Would you ever guess that the cake in the photo below was made with broken cake layers? It’s so frustrating when cake layers crack or crumble but here’s an easy hack to make them usable. I'll also show you why cake layers break and how to prevent it happening.
To watch a video version of this tutorial instead, scroll to the bottom of the page.
WHY do cake layers break?
Straight out of the oven, cakes are very delicate because they firm up as they cool. If you turn the pans over straight away, the cakes can fall apart or crack or crumble as they fall out of the pans. If you wait until the cakes cool and only then turn the pans over, the cakes can stick to the pans and you’ll find chunks of cake stuck to the bottom of the pans and big holes in your cakes!
How can you prevent cakes from cracking and crumbling in the first place?
There are three ways.
First, check your pans before you use them to make sure they aren’t scratched or dented. Scratches in the non-stick surface of the pans will open up areas where the cake can stick, and dents mean that a pan is no longer perfectly round, so the cake can’t slide straight out of the pan.
Second, always grease your pans before pouring batter into them, using butter or oil or a non-stick spray, and you can dust the pans with flour too if you like. Or to be extra safe you can line them with parchment paper, tracing around the pans onto the paper and then cutting those circles out and putting them in the bottom of the pan for the easiest, neatest turning out of cakes.
Finally, after the cakes come out of the oven, wait about 10 minutes before you turn them out. Keep poking the pans to check the temperature and as soon as you can lift the pans up with your bare hands without burning yourself, the cakes are cool enough!
How can you fix broken cake layers so you can use them for your cake?
Now for the part you’ve been waiting for! After taking cakes out of the oven, let the layers cool completely and then wrap them up tightly in cling film or Saran Wrap and put them in the freezer for 2 hours or overnight. The pieces will freeze together, which makes them much easier to handle.
Assemble your cake with buttercream as the filling because buttercream acts as glue when it sets. Be generous with the filling because it will sink into any cracks or gaps and fill those in to make the cake level and stable. Alternate your cake layers and filling, and since the layers were frozen they’ll chill and set the buttercream filling within a few minutes, and that buttercream once it’s set will hold everything together like glue.
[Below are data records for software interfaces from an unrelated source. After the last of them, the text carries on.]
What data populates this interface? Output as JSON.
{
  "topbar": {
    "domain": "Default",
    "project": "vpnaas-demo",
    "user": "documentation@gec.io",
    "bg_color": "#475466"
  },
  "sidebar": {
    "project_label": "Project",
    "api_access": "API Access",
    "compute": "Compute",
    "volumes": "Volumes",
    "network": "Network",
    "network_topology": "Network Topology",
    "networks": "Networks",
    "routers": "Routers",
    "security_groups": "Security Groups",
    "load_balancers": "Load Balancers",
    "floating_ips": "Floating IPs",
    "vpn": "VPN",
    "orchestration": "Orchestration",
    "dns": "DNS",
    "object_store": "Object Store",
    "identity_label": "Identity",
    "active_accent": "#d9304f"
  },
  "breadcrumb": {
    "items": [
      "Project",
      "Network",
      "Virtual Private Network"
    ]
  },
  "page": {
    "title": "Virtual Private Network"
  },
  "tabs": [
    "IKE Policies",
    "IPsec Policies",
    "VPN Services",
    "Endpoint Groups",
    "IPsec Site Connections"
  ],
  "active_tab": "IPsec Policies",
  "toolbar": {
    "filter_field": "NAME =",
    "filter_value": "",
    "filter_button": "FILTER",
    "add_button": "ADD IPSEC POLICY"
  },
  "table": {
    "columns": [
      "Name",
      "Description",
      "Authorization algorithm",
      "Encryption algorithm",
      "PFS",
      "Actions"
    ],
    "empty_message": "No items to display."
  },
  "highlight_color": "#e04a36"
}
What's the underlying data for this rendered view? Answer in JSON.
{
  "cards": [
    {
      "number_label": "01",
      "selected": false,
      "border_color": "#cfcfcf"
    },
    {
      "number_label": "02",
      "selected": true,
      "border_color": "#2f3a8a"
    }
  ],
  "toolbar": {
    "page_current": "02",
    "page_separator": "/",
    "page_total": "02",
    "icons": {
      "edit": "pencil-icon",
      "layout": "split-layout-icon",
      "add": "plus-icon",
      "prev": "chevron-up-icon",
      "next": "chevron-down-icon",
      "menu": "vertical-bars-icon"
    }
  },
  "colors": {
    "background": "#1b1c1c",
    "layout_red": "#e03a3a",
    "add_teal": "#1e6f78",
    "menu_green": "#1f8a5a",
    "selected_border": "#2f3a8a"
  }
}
Flatten the sides of the filling if it’s bulged out, by spreading it against the sides of the cake and that will fill in any gaps there to make nice straight sides. A crumb coat is essential if your cake layers are broken because this first layer of frosting, called a crumb coat, will catch any crumbs that come off the cake and then chill the cake for 30 minutes in the fridge or 15 minutes in the freezer.
Spread on your final layer of frosting, and since the crumb coat has been chilled, this final coat will sit on top of it and none of the crumbs from the crumb coat will get through into this layer of frosting so you’ll have beautiful, crumb-free frosting and a straight, level cake and even when you cut into it, no one will ever know how ugly the cake layers were originally!